[Start of Attachment]

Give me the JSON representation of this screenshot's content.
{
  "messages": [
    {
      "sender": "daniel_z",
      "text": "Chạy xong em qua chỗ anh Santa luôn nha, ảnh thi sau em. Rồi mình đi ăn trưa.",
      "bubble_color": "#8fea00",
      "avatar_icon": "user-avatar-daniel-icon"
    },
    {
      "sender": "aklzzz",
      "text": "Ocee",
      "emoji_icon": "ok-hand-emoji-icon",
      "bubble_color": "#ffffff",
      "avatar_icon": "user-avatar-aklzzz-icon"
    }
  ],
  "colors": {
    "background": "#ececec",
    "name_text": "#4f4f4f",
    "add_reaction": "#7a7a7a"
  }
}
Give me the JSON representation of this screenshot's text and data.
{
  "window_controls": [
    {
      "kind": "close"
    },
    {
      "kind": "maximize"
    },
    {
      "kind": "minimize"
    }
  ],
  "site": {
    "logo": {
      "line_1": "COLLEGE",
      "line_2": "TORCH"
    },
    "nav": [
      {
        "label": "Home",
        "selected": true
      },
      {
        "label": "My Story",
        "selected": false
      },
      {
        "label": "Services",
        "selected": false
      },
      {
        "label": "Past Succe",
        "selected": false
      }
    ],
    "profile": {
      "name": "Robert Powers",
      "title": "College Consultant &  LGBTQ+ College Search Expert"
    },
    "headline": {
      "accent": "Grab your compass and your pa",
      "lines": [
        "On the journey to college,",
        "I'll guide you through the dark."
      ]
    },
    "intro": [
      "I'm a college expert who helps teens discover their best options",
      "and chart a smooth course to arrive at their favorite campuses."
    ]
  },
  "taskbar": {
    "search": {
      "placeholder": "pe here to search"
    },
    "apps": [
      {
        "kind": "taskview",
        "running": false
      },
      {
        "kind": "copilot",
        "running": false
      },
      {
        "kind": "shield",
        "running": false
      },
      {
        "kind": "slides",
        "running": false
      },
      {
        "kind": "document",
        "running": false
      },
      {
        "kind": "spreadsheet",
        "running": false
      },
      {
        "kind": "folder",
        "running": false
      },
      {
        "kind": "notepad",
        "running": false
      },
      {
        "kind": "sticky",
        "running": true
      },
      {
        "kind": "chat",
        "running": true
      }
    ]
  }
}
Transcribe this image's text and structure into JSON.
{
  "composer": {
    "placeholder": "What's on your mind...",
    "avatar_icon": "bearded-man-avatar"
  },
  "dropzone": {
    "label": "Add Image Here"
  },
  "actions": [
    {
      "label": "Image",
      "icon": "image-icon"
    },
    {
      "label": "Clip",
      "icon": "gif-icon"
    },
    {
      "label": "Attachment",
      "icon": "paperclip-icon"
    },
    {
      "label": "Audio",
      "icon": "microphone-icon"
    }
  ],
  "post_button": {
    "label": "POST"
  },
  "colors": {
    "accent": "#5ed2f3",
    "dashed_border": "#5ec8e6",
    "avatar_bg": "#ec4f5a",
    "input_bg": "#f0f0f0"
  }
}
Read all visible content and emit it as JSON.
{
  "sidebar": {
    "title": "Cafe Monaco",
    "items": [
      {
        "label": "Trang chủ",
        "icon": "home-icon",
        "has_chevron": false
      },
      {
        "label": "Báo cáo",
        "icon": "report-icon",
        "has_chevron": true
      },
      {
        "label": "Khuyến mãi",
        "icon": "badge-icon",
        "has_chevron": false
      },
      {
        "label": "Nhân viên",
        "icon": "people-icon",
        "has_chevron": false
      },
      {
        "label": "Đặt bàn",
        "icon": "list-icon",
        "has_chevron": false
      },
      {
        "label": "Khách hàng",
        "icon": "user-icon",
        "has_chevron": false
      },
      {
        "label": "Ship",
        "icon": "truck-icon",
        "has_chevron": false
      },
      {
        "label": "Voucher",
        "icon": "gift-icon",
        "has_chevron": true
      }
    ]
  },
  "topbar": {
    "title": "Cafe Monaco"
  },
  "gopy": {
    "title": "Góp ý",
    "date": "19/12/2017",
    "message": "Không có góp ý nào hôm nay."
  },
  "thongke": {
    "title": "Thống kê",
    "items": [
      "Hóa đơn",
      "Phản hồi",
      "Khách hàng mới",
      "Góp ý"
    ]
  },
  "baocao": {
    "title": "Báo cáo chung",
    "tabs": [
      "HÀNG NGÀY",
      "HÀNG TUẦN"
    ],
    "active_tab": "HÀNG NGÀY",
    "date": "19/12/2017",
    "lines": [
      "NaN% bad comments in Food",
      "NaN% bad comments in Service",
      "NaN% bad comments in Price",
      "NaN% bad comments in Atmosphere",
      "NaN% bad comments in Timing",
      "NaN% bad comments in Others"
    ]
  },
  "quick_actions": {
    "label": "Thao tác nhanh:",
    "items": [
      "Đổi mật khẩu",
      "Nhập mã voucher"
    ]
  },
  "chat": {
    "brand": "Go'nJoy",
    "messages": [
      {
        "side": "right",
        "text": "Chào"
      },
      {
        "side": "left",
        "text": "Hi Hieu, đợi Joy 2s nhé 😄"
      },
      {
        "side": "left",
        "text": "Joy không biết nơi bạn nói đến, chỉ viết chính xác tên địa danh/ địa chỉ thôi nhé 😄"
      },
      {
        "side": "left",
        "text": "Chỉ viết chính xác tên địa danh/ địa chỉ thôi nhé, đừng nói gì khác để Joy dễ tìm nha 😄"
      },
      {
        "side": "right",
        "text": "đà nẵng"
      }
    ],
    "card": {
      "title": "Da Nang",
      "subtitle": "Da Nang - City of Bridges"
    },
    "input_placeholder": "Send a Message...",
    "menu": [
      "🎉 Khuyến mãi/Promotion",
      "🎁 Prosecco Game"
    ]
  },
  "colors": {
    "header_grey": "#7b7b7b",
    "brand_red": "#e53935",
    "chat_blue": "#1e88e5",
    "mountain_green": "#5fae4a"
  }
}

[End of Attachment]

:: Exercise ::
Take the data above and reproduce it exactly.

:: Response to this exercise ::
Give me the JSON representation of this screenshot's content.
{
  "messages": [
    {
      "sender": "daniel_z",
      "text": "Chạy xong em qua chỗ anh Santa luôn nha, ảnh thi sau em. Rồi mình đi ăn trưa.",
      "bubble_color": "#8fea00",
      "avatar_icon": "user-avatar-daniel-icon"
    },
    {
      "sender": "aklzzz",
      "text": "Ocee",
      "emoji_icon": "ok-hand-emoji-icon",
      "bubble_color": "#ffffff",
      "avatar_icon": "user-avatar-aklzzz-icon"
    }
  ],
  "colors": {
    "background": "#ececec",
    "name_text": "#4f4f4f",
    "add_reaction": "#7a7a7a"
  }
}
Give me the JSON representation of this screenshot's text and data.
{
  "window_controls": [
    {
      "kind": "close"
    },
    {
      "kind": "maximize"
    },
    {
      "kind": "minimize"
    }
  ],
  "site": {
    "logo": {
      "line_1": "COLLEGE",
      "line_2": "TORCH"
    },
    "nav": [
      {
        "label": "Home",
        "selected": true
      },
      {
        "label": "My Story",
        "selected": false
      },
      {
        "label": "Services",
        "selected": false
      },
      {
        "label": "Past Succe",
        "selected": false
      }
    ],
    "profile": {
      "name": "Robert Powers",
      "title": "College Consultant &  LGBTQ+ College Search Expert"
    },
    "headline": {
      "accent": "Grab your compass and your pa",
      "lines": [
        "On the journey to college,",
        "I'll guide you through the dark."
      ]
    },
    "intro": [
      "I'm a college expert who helps teens discover their best options",
      "and chart a smooth course to arrive at their favorite campuses."
    ]
  },
  "taskbar": {
    "search": {
      "placeholder": "pe here to search"
    },
    "apps": [
      {
        "kind": "taskview",
        "running": false
      },
      {
        "kind": "copilot",
        "running": false
      },
      {
        "kind": "shield",
        "running": false
      },
      {
        "kind": "slides",
        "running": false
      },
      {
        "kind": "document",
        "running": false
      },
      {
        "kind": "spreadsheet",
        "running": false
      },
      {
        "kind": "folder",
        "running": false
      },
      {
        "kind": "notepad",
        "running": false
      },
      {
        "kind": "sticky",
        "running": true
      },
      {
        "kind": "chat",
        "running": true
      }
    ]
  }
}
Transcribe this image's text and structure into JSON.
{
  "composer": {
    "placeholder": "What's on your mind...",
    "avatar_icon": "bearded-man-avatar"
  },
  "dropzone": {
    "label": "Add Image Here"
  },
  "actions": [
    {
      "label": "Image",
      "icon": "image-icon"
    },
    {
      "label": "Clip",
      "icon": "gif-icon"
    },
    {
      "label": "Attachment",
      "icon": "paperclip-icon"
    },
    {
      "label": "Audio",
      "icon": "microphone-icon"
    }
  ],
  "post_button": {
    "label": "POST"
  },
  "colors": {
    "accent": "#5ed2f3",
    "dashed_border": "#5ec8e6",
    "avatar_bg": "#ec4f5a",
    "input_bg": "#f0f0f0"
  }
}
Read all visible content and emit it as JSON.
{
  "sidebar": {
    "title": "Cafe Monaco",
    "items": [
      {
        "label": "Trang chủ",
        "icon": "home-icon",
        "has_chevron": false
      },
      {
        "label": "Báo cáo",
        "icon": "report-icon",
        "has_chevron": true
      },
      {
        "label": "Khuyến mãi",
        "icon": "badge-icon",
        "has_chevron": false
      },
      {
        "label": "Nhân viên",
        "icon": "people-icon",
        "has_chevron": false
      },
      {
        "label": "Đặt bàn",
        "icon": "list-icon",
        "has_chevron": false
      },
      {
        "label": "Khách hàng",
        "icon": "user-icon",
        "has_chevron": false
      },
      {
        "label": "Ship",
        "icon": "truck-icon",
        "has_chevron": false
      },
      {
        "label": "Voucher",
        "icon": "gift-icon",
        "has_chevron": true
      }
    ]
  },
  "topbar": {
    "title": "Cafe Monaco"
  },
  "gopy": {
    "title": "Góp ý",
    "date": "19/12/2017",
    "message": "Không có góp ý nào hôm nay."
  },
  "thongke": {
    "title": "Thống kê",
    "items": [
      "Hóa đơn",
      "Phản hồi",
      "Khách hàng mới",
      "Góp ý"
    ]
  },
  "baocao": {
    "title": "Báo cáo chung",
    "tabs": [
      "HÀNG NGÀY",
      "HÀNG TUẦN"
    ],
    "active_tab": "HÀNG NGÀY",
    "date": "19/12/2017",
    "lines": [
      "NaN% bad comments in Food",
      "NaN% bad comments in Service",
      "NaN% bad comments in Price",
      "NaN% bad comments in Atmosphere",
      "NaN% bad comments in Timing",
      "NaN% bad comments in Others"
    ]
  },
  "quick_actions": {
    "label": "Thao tác nhanh:",
    "items": [
      "Đổi mật khẩu",
      "Nhập mã voucher"
    ]
  },
  "chat": {
    "brand": "Go'nJoy",
    "messages": [
      {
        "side": "right",
        "text": "Chào"
      },
      {
        "side": "left",
        "text": "Hi Hieu, đợi Joy 2s nhé 😄"
      },
      {
        "side": "left",
        "text": "Joy không biết nơi bạn nói đến, chỉ viết chính xác tên địa danh/ địa chỉ thôi nhé 😄"
      },
      {
        "side": "left",
        "text": "Chỉ viết chính xác tên địa danh/ địa chỉ thôi nhé, đừng nói gì khác để Joy dễ tìm nha 😄"
      },
      {
        "side": "right",
        "text": "đà nẵng"
      }
    ],
    "card": {
      "title": "Da Nang",
      "subtitle": "Da Nang - City of Bridges"
    },
    "input_placeholder": "Send a Message...",
    "menu": [
      "🎉 Khuyến mãi/Promotion",
      "🎁 Prosecco Game"
    ]
  },
  "colors": {
    "header_grey": "#7b7b7b",
    "brand_red": "#e53935",
    "chat_blue": "#1e88e5",
    "mountain_green": "#5fae4a"
  }
}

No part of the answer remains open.